Writing, the fundamental cornerstone of civilization, began as a system of recording economic transactions. In fact, writing is still used to this day to record financial transactions. Originally, pictograms representing physical objects were used. The pictograms eventually expanded from objects to abstract concepts related to the objects, and even that was superseded by phonograms, in which characters represented vocal sounds. The materials words were written on also changed, from pottery to clay tablets to human flesh to paper-like papyrus (which doesn’t hold up very well over time).

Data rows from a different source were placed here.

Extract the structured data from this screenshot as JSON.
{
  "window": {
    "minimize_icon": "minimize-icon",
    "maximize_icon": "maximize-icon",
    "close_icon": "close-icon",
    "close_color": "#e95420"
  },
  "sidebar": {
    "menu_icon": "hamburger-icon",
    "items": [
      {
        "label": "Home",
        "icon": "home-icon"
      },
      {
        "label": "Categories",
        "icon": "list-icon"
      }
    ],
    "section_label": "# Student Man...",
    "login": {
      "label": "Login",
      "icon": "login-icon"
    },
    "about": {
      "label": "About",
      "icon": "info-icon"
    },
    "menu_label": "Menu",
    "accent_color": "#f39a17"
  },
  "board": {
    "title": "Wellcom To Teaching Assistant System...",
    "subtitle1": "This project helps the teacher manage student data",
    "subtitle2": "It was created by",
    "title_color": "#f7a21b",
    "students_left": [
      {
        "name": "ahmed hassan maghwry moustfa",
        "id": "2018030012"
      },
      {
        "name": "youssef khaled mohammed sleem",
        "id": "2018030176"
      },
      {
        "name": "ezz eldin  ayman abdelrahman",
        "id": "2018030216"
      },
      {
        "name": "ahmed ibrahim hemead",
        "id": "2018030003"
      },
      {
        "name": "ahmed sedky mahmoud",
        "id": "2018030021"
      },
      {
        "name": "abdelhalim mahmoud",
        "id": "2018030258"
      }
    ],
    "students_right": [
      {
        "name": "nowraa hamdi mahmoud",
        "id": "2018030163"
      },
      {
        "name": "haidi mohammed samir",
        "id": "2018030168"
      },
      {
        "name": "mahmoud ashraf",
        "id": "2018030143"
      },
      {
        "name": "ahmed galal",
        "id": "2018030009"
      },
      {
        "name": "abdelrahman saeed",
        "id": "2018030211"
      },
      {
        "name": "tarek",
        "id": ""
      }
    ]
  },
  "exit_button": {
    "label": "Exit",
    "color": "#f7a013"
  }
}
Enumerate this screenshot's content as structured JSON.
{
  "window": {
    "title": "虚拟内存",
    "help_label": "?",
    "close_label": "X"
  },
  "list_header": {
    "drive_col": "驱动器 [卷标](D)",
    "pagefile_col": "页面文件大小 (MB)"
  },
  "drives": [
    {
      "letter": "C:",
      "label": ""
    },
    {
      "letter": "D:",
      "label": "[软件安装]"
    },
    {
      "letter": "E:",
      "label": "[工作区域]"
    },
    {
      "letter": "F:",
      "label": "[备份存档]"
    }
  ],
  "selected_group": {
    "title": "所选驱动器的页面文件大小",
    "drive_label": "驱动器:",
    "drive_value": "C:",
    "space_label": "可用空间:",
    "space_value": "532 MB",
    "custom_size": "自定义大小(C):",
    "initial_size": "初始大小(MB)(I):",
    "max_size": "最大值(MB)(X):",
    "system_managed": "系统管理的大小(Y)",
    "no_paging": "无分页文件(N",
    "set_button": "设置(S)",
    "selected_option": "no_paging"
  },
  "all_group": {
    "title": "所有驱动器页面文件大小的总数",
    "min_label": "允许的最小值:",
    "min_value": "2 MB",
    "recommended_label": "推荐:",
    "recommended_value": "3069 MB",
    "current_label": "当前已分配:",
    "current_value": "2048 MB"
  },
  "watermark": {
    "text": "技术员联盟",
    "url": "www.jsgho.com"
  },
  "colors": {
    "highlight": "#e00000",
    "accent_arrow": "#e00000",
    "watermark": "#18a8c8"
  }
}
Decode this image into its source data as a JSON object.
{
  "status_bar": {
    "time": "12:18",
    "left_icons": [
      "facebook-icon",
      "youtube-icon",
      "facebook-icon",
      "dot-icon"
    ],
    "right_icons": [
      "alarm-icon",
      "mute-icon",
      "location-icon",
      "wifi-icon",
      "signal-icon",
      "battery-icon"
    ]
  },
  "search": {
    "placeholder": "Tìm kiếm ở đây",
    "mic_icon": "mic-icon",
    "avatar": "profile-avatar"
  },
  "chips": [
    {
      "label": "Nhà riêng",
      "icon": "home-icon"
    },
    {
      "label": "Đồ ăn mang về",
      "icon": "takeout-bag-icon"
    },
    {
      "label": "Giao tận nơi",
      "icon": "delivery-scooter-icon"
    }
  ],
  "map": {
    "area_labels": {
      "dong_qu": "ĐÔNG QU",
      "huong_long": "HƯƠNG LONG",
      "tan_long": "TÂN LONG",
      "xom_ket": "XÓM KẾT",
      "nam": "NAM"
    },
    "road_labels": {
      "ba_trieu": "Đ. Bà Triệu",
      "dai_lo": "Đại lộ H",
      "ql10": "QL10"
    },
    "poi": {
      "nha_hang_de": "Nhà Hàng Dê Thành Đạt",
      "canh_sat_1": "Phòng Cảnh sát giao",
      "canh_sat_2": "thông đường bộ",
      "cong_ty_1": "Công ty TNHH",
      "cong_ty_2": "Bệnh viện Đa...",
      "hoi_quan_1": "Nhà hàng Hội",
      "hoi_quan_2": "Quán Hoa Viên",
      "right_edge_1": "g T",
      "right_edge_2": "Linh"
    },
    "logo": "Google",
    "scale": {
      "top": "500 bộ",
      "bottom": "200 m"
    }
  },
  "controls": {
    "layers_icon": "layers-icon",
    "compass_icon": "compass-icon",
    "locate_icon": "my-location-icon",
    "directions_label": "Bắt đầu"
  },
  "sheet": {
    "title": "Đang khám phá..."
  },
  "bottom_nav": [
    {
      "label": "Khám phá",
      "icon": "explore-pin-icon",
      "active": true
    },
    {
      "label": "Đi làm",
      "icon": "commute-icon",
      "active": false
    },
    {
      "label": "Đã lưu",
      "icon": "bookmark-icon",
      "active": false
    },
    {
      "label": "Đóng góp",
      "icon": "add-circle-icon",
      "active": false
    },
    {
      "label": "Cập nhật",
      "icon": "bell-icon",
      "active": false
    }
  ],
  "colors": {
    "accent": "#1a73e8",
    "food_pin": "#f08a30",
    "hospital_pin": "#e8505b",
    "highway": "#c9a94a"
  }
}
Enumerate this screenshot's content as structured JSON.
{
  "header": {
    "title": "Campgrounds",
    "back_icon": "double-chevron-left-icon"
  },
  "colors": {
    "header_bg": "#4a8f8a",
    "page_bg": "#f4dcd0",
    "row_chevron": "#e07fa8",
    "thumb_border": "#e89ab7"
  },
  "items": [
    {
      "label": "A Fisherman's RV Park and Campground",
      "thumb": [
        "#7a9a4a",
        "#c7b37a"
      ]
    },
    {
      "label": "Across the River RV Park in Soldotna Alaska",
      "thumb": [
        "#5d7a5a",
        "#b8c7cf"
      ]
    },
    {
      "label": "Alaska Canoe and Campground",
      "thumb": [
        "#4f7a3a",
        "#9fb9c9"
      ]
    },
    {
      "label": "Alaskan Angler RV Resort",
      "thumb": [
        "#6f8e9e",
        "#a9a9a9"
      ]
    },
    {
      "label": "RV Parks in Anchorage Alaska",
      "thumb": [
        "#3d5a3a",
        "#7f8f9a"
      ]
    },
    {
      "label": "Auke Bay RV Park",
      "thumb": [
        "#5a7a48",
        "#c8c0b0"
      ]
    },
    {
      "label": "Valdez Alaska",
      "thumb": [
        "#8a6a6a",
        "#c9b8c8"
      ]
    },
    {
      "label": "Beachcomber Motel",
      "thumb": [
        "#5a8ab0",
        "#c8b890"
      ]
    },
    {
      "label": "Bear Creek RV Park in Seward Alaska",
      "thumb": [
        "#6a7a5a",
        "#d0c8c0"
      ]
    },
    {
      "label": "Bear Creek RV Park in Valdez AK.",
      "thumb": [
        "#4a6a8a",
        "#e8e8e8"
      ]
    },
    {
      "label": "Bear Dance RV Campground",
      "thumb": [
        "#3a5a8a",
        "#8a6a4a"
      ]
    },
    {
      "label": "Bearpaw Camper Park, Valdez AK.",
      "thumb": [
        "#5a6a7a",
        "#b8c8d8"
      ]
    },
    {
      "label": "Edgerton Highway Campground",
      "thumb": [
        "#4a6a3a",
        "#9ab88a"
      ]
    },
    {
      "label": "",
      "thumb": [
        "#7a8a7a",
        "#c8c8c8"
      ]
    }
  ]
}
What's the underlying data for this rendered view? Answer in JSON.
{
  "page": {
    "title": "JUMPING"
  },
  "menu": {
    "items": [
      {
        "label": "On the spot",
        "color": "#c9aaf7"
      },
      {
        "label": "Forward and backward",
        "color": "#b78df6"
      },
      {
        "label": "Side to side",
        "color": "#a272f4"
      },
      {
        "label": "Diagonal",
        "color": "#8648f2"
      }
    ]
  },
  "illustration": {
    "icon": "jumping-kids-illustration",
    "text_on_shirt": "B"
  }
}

Although the people of the Sumerian city-states had basically the same culture, each individual city was seen as the favored estate of a particular deity, so they fought each other for periodic domination over... each other. The separation of religion and politics at this time was nonexistent. A particularly famous Sumerian document is the Epic of Gilgamesh, the world’s first sitcom. Only the pilot episode has survived the test of time, in which Gilgamesh portrays a single father working at Uruk’s only hospital. Due to a labeling accident, he mistakenly dispenses sugar pills to diabetics- an eerie foreshadowing of modern-day medical mishaps.

A glimpse into the world’s first commercial advertisements.

Like their environment, the gods the Sumerians believed in were full of pep, and their afterlife was a slightly worse version of their current lives. For example, if one lived a life of piety and diligence, the reward would be an eternity on line for a port-a-john (invented by the Babylonians c.a. 10,700 B.C.E.). Despite all this, Sumerians invented bronze and the wheel.

While the city-states of Sumer fought each other, the Akkadians lay in wait. Each city-state could not completely control the others, as they feared retribution by the other cities’ deities, but the Akkadians, led by Sargon, were more “out-of-the-box” thinkers. Sargon conquered the lands surrounding Sumer, and then pelted the Sumerians with eggs until they gave in. Thus, the first human empire was born. The Akkadians adopted the Sumerian culture, and after a few generations the only difference between the two was the language they spoke, and the fact that Akkadians aged 10 times faster than normal, due to Sargon’s successor, Naram-Sin’s experiments with radioactivity. It was a glorious time to be alive, which was then destroyed when hill people invaded and threw the land into a dark age.

The mighty Sargon, accompanied by his successor, Naram-Sin.


Half-Time Steve

Half-Time Steve

Years and years ago they say
he worked for the carnival.
Lights and bears,
these were his prayers,
until he lost the way.

Some say he died, but he was never born.
Others say he paints the sky
for breakfast every morn.

Broken lamps, out on the lam,
and imaginary peoples
with imaginary printer jams.

Fired up under a half-tone monsoon,
fingers like clockwork on a hand-carved moon.
He’s knee-deep in candles,
up to his cut-off sleeves.
There laughin’ down below,
sat Half-Time Steve.

With a moth in his wallet
and a rusty old wrench,
he’s fightin’ off demons
for a crusty old bench;
At the hardware store,
where we all used to wave,
he’s sitting there, foo-fightin’
so we’ll all think he’s brave.

And we’ve seen him down there,
and he’s got a glass eye,
an’ a bucket full of paint.
Laughin’ at the sky.